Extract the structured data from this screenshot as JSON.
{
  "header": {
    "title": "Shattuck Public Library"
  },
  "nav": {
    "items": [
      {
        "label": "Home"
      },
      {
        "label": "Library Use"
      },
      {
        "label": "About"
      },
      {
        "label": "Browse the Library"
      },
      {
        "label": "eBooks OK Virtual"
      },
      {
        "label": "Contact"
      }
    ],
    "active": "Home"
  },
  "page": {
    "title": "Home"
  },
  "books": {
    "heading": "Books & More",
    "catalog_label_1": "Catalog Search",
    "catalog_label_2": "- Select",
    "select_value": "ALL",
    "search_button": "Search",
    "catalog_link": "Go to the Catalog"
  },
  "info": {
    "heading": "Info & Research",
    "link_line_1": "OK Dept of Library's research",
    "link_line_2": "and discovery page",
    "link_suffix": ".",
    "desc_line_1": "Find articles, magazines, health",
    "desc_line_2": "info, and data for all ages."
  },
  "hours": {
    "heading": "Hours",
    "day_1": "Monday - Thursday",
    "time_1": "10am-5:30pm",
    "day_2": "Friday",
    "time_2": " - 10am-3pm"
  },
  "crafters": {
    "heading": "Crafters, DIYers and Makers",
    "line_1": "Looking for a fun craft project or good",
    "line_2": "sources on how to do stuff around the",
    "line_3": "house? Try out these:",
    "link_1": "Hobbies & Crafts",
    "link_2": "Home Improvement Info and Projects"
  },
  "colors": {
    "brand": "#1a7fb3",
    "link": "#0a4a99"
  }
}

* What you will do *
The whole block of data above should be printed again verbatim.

* Written answer *
Extract the structured data from this screenshot as JSON.
{
  "header": {
    "title": "Shattuck Public Library"
  },
  "nav": {
    "items": [
      {
        "label": "Home"
      },
      {
        "label": "Library Use"
      },
      {
        "label": "About"
      },
      {
        "label": "Browse the Library"
      },
      {
        "label": "eBooks OK Virtual"
      },
      {
        "label": "Contact"
      }
    ],
    "active": "Home"
  },
  "page": {
    "title": "Home"
  },
  "books": {
    "heading": "Books & More",
    "catalog_label_1": "Catalog Search",
    "catalog_label_2": "- Select",
    "select_value": "ALL",
    "search_button": "Search",
    "catalog_link": "Go to the Catalog"
  },
  "info": {
    "heading": "Info & Research",
    "link_line_1": "OK Dept of Library's research",
    "link_line_2": "and discovery page",
    "link_suffix": ".",
    "desc_line_1": "Find articles, magazines, health",
    "desc_line_2": "info, and data for all ages."
  },
  "hours": {
    "heading": "Hours",
    "day_1": "Monday - Thursday",
    "time_1": "10am-5:30pm",
    "day_2": "Friday",
    "time_2": " - 10am-3pm"
  },
  "crafters": {
    "heading": "Crafters, DIYers and Makers",
    "line_1": "Looking for a fun craft project or good",
    "line_2": "sources on how to do stuff around the",
    "line_3": "house? Try out these:",
    "link_1": "Hobbies & Crafts",
    "link_2": "Home Improvement Info and Projects"
  },
  "colors": {
    "brand": "#1a7fb3",
    "link": "#0a4a99"
  }
}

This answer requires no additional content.